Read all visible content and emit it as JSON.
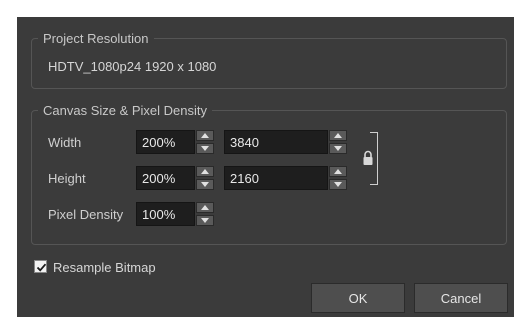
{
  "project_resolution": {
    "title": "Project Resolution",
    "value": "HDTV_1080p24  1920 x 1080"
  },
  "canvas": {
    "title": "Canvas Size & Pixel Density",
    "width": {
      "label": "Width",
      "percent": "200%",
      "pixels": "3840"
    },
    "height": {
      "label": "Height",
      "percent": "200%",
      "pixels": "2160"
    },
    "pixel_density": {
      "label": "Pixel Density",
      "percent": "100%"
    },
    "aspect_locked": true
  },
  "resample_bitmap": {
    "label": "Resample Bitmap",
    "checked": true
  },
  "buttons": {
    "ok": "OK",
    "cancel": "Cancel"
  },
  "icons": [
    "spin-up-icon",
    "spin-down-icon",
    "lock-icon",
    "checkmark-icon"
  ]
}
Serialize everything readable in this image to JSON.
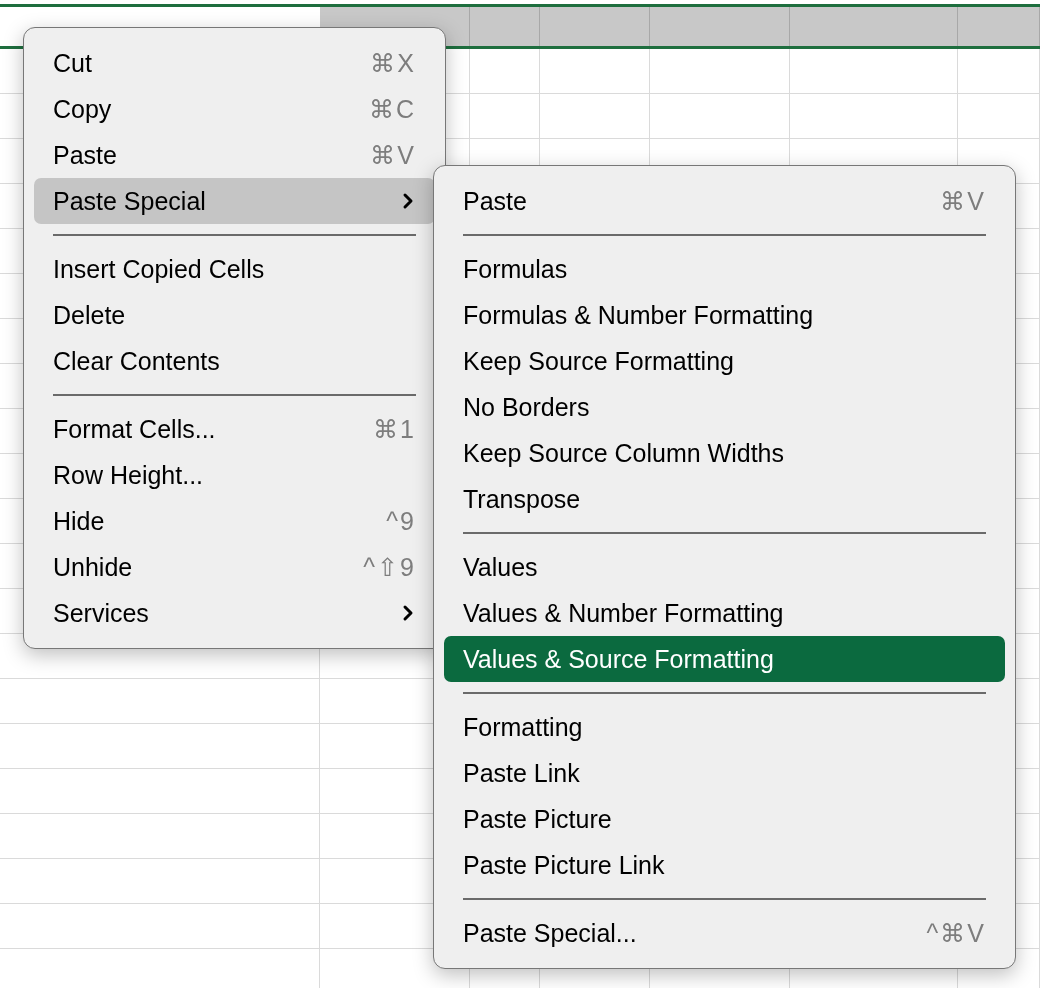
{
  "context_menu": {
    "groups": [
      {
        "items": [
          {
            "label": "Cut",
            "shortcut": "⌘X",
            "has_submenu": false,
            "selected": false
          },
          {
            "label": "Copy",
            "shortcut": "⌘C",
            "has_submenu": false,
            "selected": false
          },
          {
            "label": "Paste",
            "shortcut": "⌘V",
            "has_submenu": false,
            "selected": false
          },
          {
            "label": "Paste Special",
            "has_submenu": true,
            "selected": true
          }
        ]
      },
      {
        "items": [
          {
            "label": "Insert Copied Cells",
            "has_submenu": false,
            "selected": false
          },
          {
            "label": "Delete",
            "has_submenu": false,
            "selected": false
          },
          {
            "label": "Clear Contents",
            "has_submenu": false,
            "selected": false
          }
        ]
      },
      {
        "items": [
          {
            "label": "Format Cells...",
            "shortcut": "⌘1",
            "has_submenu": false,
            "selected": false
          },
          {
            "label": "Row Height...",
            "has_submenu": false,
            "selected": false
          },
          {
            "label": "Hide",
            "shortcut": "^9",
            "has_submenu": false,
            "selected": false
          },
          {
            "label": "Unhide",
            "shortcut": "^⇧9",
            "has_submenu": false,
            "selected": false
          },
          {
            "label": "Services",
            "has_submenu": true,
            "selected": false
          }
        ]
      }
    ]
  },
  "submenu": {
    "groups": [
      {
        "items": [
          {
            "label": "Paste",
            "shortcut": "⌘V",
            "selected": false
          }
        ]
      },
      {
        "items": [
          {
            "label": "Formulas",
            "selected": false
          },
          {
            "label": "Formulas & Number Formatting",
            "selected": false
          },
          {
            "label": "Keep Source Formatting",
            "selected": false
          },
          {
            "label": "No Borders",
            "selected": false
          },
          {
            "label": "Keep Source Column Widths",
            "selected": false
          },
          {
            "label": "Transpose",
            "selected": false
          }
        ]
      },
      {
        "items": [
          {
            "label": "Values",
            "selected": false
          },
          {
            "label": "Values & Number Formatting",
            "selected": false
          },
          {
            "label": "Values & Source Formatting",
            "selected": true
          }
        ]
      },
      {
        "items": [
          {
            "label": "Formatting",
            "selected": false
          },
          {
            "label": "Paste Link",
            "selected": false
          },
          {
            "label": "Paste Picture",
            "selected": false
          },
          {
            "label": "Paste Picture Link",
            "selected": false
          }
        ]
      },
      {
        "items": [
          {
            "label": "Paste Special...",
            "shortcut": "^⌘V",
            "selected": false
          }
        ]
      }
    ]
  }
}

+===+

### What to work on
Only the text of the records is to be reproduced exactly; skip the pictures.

### Task result
Read all visible content and emit it as JSON.
{
  "project_resolution": {
    "title": "Project Resolution",
    "value": "HDTV_1080p24  1920 x 1080"
  },
  "canvas": {
    "title": "Canvas Size & Pixel Density",
    "width": {
      "label": "Width",
      "percent": "200%",
      "pixels": "3840"
    },
    "height": {
      "label": "Height",
      "percent": "200%",
      "pixels": "2160"
    },
    "pixel_density": {
      "label": "Pixel Density",
      "percent": "100%"
    },
    "aspect_locked": true
  },
  "resample_bitmap": {
    "label": "Resample Bitmap",
    "checked": true
  },
  "buttons": {
    "ok": "OK",
    "cancel": "Cancel"
  },
  "icons": [
    "spin-up-icon",
    "spin-down-icon",
    "lock-icon",
    "checkmark-icon"
  ]
}
Serialize everything readable in this image to JSON.
{
  "context_menu": {
    "groups": [
      {
        "items": [
          {
            "label": "Cut",
            "shortcut": "⌘X",
            "has_submenu": false,
            "selected": false
          },
          {
            "label": "Copy",
            "shortcut": "⌘C",
            "has_submenu": false,
            "selected": false
          },
          {
            "label": "Paste",
            "shortcut": "⌘V",
            "has_submenu": false,
            "selected": false
          },
          {
            "label": "Paste Special",
            "has_submenu": true,
            "selected": true
          }
        ]
      },
      {
        "items": [
          {
            "label": "Insert Copied Cells",
            "has_submenu": false,
            "selected": false
          },
          {
            "label": "Delete",
            "has_submenu": false,
            "selected": false
          },
          {
            "label": "Clear Contents",
            "has_submenu": false,
            "selected": false
          }
        ]
      },
      {
        "items": [
          {
            "label": "Format Cells...",
            "shortcut": "⌘1",
            "has_submenu": false,
            "selected": false
          },
          {
            "label": "Row Height...",
            "has_submenu": false,
            "selected": false
          },
          {
            "label": "Hide",
            "shortcut": "^9",
            "has_submenu": false,
            "selected": false
          },
          {
            "label": "Unhide",
            "shortcut": "^⇧9",
            "has_submenu": false,
            "selected": false
          },
          {
            "label": "Services",
            "has_submenu": true,
            "selected": false
          }
        ]
      }
    ]
  },
  "submenu": {
    "groups": [
      {
        "items": [
          {
            "label": "Paste",
            "shortcut": "⌘V",
            "selected": false
          }
        ]
      },
      {
        "items": [
          {
            "label": "Formulas",
            "selected": false
          },
          {
            "label": "Formulas & Number Formatting",
            "selected": false
          },
          {
            "label": "Keep Source Formatting",
            "selected": false
          },
          {
            "label": "No Borders",
            "selected": false
          },
          {
            "label": "Keep Source Column Widths",
            "selected": false
          },
          {
            "label": "Transpose",
            "selected": false
          }
        ]
      },
      {
        "items": [
          {
            "label": "Values",
            "selected": false
          },
          {
            "label": "Values & Number Formatting",
            "selected": false
          },
          {
            "label": "Values & Source Formatting",
            "selected": true
          }
        ]
      },
      {
        "items": [
          {
            "label": "Formatting",
            "selected": false
          },
          {
            "label": "Paste Link",
            "selected": false
          },
          {
            "label": "Paste Picture",
            "selected": false
          },
          {
            "label": "Paste Picture Link",
            "selected": false
          }
        ]
      },
      {
        "items": [
          {
            "label": "Paste Special...",
            "shortcut": "^⌘V",
            "selected": false
          }
        ]
      }
    ]
  }
}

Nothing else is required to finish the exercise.